In 1942, Laszlo Molholy-Nagy, photographic innovator, who had taught at the Bauhaus School in Chicago, came to Denton to teach at TSCW. Corpron was placed in charge of Moholy-Nagy's light workshop, and under him, she learned to use a light modulator, any device constructed to distort, refract, or reflect light on objects. In 1944, Gyorgy Kepes, who had been Moholy-Nagy's assistant came to North Texas State University (University of North Texas) to teach. Corpron contacted him, and they met weekly during his stay in Denton to talk about photography. Kepes introduced her to the light box, and she called her resulting work Light Pattern photographs.

In about 1945 or 1946, Corpron visited Alfred Stieglitz in New York, and he expressed interest in giving Corpron an exhibition. However, he became ill and died before that could take place.

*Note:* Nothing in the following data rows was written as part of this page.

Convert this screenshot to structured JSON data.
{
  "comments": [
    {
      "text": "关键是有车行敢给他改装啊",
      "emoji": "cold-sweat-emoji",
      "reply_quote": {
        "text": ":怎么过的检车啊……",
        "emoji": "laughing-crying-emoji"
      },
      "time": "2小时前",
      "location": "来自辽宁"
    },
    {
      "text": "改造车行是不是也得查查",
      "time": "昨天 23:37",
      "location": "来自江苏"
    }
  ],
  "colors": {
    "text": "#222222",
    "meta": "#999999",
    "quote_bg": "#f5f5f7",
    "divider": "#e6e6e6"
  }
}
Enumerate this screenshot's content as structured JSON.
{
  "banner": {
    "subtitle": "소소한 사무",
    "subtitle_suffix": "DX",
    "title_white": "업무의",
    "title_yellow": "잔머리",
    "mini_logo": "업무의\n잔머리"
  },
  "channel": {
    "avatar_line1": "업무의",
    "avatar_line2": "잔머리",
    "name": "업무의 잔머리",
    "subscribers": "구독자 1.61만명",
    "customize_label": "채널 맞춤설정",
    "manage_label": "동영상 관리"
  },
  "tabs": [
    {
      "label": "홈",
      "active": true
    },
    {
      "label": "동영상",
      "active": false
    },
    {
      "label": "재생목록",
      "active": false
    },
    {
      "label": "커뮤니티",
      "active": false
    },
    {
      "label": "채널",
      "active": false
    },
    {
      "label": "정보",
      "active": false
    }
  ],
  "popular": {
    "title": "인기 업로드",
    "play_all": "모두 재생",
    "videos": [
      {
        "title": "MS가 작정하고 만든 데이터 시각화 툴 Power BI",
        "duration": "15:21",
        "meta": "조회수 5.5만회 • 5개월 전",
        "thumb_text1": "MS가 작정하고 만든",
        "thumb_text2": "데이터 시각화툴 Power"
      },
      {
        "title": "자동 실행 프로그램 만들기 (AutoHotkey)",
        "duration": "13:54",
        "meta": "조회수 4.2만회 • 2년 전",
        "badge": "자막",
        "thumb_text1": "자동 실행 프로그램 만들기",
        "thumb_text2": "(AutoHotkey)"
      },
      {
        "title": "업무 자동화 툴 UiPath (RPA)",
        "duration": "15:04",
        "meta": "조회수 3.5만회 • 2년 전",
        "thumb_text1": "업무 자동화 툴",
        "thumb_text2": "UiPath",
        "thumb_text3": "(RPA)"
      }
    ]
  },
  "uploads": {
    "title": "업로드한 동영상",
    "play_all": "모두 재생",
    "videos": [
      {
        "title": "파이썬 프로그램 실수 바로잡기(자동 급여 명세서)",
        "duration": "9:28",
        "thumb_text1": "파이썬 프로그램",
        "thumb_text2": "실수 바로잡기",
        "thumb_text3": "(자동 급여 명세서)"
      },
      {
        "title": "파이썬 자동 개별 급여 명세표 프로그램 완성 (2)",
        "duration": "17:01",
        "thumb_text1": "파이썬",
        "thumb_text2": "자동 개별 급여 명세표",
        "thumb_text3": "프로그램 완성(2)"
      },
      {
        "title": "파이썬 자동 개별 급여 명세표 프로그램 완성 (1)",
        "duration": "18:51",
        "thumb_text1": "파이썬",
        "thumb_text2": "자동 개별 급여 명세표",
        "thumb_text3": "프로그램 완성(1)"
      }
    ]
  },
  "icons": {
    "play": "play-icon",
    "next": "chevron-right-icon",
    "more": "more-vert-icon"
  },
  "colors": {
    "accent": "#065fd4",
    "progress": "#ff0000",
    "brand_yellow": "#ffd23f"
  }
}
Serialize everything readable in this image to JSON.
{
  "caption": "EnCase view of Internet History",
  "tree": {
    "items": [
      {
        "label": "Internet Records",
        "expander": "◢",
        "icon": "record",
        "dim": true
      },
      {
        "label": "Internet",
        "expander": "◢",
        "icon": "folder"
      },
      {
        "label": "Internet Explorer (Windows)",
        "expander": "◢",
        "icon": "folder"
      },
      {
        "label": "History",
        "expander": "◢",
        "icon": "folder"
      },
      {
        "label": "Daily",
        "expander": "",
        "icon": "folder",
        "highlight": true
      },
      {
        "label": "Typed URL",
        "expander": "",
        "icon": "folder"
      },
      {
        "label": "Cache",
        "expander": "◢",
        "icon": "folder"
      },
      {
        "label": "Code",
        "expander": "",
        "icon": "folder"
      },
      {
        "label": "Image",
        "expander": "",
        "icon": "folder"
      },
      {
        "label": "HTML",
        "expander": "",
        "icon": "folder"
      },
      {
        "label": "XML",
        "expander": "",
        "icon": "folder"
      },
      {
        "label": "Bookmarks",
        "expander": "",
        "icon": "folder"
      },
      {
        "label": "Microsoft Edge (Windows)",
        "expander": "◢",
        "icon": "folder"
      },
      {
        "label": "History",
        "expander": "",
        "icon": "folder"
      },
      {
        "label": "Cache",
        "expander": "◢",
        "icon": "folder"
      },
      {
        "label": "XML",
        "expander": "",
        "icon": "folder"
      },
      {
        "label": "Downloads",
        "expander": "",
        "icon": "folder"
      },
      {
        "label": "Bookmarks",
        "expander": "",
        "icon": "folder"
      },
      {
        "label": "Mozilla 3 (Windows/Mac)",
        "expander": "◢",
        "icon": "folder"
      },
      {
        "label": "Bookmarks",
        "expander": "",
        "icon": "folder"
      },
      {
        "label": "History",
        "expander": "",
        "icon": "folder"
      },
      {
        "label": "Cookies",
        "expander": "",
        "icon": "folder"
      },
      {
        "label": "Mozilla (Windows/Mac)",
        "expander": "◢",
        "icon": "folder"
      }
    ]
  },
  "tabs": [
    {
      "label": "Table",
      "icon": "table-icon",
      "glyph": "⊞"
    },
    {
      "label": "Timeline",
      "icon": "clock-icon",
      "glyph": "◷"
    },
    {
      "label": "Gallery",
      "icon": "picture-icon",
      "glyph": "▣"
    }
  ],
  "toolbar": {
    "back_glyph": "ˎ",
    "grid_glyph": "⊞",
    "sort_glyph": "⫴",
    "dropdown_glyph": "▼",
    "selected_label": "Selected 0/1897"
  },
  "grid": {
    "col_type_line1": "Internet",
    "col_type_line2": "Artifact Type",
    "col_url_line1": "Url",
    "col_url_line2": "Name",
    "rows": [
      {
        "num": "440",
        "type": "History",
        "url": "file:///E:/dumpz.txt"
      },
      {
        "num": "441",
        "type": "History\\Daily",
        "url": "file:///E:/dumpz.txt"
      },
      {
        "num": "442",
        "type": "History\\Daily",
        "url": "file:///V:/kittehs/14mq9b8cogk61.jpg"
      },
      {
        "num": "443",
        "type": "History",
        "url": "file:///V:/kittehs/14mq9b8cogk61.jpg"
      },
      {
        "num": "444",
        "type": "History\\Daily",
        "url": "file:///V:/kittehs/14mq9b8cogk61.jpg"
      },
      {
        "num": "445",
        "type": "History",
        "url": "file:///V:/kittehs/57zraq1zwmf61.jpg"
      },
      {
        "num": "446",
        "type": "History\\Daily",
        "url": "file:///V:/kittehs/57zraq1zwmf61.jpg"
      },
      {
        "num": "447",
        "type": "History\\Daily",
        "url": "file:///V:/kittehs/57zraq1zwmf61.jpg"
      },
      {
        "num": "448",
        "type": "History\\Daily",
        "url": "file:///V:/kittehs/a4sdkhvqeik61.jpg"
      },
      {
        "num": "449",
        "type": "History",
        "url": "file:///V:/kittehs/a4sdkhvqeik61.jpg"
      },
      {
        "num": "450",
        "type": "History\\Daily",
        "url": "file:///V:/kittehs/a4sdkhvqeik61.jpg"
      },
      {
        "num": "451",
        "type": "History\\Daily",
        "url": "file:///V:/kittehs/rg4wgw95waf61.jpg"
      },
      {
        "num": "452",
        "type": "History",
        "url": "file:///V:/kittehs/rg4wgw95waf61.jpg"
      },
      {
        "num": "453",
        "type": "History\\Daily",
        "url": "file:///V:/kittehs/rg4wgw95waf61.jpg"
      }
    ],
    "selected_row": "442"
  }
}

Corpron had a on-person exhibit at the Dallas museum of Fine Arts in 1948 and was invited to send photographs to the Abstraction of Photograph Exhibition in the Museum of Modern Art in 1952. After exhibiting her work at the Art Institute of Chicago in 1953, Corpron became discouraged when "no one paid attention to that show." Then because of health problems, Corpron gave up photography and devoted herself to teaching until her retirement in 1968.

Her work was seldom exhibited until 1975 when her work was accepted into Women of Photography: A Historical Survey at the San Francisco Museum of Art. In 1977, she had a one-woman exhibit at Marcuse Pfiefer Gallery in New York City. In 1980, a retrospective of her life's work was exhibited at the Amon Carter Museum in Ft. Worth. Gyorgy Kepes wrote in the foreword to the Amon Carter exhibition catalog, "She graciously considered me her teacher, but that was a misnomer for my role. She hardly needed my guidance, or anybody's."

Ms. Corpron divided her body of work into categories. The first was the Nature Studies, but she moved on from these to more experimental work. Next were the Light Drawings, Light Patterns, Light Follows Form, Space Compositions, and finally Fluid Light Designs.

According to Susan kae Grant of Texas Woman's University, "Given the historical significance and excellence of her photographic imagery, Carlotta Corpron is an important contributor to the myth and reality of Texas women."

Nature Dancer
Nature Dancer, 1944
Courtesy of Dr. David and Julie Ostransky

Eggs Reflected and Multiplied
Eggs Reflected and Multiplied, 1948
Courtesy of PDNB, Burt and Missy Finger

page last updated 7/13/2017 3:24 PM